PROBLEM DETAILS> Search the data for "this". Each line containing it is to be copied.

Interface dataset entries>
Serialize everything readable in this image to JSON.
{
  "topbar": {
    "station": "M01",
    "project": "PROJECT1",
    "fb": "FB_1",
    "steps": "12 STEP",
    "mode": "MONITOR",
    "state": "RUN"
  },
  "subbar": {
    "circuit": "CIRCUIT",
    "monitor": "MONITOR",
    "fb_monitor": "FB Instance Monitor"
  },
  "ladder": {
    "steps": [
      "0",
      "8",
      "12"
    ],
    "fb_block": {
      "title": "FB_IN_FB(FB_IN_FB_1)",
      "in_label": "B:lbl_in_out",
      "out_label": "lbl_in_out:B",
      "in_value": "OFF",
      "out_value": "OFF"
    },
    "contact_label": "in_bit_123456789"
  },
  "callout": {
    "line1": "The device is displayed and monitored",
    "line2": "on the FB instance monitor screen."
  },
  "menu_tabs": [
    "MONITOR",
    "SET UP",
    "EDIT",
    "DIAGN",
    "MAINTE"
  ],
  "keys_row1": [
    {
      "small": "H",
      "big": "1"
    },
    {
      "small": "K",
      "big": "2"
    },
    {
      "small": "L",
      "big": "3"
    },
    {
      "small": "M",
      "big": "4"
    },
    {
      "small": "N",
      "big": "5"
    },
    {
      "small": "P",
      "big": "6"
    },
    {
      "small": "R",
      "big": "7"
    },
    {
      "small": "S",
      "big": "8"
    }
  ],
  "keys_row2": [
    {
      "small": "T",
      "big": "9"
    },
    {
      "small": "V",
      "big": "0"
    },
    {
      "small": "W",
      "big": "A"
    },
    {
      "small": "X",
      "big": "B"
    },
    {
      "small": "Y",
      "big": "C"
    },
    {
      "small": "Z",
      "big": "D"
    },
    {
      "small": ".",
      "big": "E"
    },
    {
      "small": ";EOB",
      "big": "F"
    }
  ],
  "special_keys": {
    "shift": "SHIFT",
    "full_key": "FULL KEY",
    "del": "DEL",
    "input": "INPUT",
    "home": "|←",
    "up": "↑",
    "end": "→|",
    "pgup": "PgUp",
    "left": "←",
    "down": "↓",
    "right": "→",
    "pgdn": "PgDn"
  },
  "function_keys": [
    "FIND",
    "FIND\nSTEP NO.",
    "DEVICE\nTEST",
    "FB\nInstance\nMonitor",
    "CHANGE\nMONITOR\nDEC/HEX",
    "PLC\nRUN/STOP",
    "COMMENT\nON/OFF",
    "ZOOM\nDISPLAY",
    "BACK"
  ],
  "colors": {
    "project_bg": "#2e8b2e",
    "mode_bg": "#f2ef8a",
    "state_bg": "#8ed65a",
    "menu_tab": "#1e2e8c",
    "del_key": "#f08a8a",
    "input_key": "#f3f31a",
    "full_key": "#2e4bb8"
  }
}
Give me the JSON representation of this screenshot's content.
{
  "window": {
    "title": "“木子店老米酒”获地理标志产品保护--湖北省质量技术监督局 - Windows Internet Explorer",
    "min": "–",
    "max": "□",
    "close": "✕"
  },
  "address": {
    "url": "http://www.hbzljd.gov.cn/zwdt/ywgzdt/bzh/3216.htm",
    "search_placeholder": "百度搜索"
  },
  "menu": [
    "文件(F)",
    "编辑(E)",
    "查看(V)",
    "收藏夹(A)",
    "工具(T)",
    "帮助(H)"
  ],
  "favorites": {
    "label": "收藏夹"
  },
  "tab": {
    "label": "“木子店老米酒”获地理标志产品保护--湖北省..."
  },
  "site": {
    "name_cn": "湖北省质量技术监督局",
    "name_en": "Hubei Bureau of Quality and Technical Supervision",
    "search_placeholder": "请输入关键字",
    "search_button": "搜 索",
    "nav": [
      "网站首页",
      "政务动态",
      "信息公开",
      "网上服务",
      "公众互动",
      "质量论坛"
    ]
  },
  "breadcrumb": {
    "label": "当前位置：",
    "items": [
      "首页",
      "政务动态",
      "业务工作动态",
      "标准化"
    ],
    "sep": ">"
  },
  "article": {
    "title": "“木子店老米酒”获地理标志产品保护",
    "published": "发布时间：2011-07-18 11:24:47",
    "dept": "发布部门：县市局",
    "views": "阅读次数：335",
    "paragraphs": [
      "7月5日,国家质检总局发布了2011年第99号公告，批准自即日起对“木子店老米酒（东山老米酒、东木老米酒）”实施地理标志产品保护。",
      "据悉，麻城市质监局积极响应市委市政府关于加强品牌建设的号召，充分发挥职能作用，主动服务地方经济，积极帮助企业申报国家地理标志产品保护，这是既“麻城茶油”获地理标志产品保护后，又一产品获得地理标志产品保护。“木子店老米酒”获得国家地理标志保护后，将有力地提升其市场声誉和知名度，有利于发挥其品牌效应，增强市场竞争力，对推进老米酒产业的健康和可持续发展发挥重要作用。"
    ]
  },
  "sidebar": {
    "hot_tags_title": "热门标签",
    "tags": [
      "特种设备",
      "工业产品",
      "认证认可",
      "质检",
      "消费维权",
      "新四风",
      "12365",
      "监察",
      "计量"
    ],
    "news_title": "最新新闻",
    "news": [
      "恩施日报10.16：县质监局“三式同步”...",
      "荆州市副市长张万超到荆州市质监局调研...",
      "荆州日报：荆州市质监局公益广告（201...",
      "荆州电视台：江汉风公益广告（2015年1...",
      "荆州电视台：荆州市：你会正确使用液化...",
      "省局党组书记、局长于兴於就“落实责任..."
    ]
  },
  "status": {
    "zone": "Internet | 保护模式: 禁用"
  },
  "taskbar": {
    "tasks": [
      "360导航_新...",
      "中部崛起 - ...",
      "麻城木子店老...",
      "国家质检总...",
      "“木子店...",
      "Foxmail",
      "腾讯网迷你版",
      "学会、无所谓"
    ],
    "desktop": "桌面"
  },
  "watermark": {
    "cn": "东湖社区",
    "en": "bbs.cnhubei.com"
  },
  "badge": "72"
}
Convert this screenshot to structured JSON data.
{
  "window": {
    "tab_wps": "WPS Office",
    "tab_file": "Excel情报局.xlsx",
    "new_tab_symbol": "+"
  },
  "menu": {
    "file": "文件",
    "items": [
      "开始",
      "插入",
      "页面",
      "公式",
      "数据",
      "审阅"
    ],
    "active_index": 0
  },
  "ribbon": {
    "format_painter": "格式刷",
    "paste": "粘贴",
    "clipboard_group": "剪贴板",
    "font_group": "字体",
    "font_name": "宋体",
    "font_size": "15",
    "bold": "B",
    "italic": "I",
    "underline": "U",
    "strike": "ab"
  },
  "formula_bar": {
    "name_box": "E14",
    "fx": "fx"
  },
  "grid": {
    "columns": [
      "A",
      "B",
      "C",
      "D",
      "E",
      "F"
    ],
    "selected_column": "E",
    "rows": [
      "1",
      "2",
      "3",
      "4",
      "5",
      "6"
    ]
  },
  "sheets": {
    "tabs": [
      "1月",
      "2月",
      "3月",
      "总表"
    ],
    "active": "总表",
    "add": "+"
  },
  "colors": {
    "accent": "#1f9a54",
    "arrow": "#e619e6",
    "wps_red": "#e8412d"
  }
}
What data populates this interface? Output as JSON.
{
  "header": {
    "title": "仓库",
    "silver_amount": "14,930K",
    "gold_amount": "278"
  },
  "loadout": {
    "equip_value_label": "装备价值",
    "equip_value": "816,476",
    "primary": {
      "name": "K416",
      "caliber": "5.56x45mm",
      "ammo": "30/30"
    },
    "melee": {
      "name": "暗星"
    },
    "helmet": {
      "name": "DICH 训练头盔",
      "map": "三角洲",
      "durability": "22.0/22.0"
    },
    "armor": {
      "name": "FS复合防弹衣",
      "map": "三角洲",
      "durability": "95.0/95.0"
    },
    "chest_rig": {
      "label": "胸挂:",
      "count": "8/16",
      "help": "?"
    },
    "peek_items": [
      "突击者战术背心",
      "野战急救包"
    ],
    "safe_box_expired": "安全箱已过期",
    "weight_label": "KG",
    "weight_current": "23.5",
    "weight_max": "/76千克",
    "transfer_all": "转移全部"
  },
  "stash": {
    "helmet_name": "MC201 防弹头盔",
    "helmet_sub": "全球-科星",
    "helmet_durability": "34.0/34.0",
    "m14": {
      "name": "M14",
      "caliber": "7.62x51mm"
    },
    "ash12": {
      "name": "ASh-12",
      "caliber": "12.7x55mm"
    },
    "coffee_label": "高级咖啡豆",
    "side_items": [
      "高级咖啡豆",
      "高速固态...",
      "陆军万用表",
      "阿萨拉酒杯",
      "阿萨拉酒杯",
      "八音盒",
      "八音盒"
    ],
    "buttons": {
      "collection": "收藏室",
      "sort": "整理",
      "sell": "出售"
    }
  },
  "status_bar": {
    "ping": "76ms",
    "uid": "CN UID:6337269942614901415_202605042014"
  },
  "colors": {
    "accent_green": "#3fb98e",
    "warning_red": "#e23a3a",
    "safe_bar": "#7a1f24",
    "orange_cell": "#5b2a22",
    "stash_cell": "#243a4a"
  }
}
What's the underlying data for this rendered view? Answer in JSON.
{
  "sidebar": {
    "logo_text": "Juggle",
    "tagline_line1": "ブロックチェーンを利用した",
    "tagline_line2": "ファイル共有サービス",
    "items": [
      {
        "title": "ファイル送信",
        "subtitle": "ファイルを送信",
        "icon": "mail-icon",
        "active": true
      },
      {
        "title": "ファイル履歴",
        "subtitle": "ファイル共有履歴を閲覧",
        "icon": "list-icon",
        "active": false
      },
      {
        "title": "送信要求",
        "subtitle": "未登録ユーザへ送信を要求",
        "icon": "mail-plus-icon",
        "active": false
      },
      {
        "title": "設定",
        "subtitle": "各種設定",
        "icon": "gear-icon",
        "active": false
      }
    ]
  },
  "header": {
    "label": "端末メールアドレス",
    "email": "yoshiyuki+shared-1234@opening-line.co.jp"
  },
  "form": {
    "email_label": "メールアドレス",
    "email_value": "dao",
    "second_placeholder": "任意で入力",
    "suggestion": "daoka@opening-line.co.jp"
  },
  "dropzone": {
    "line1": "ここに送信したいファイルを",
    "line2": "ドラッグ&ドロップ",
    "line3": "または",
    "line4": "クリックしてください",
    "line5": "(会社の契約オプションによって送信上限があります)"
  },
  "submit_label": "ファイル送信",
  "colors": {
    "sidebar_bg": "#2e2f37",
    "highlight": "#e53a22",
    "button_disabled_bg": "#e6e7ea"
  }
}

TASK RESULT>
Serialize everything readable in this image to JSON.
Give me the JSON representation of this screenshot's content.
Convert this screenshot to structured JSON data.
What data populates this interface? Output as JSON.
What's the underlying data for this rendered view? Answer in JSON.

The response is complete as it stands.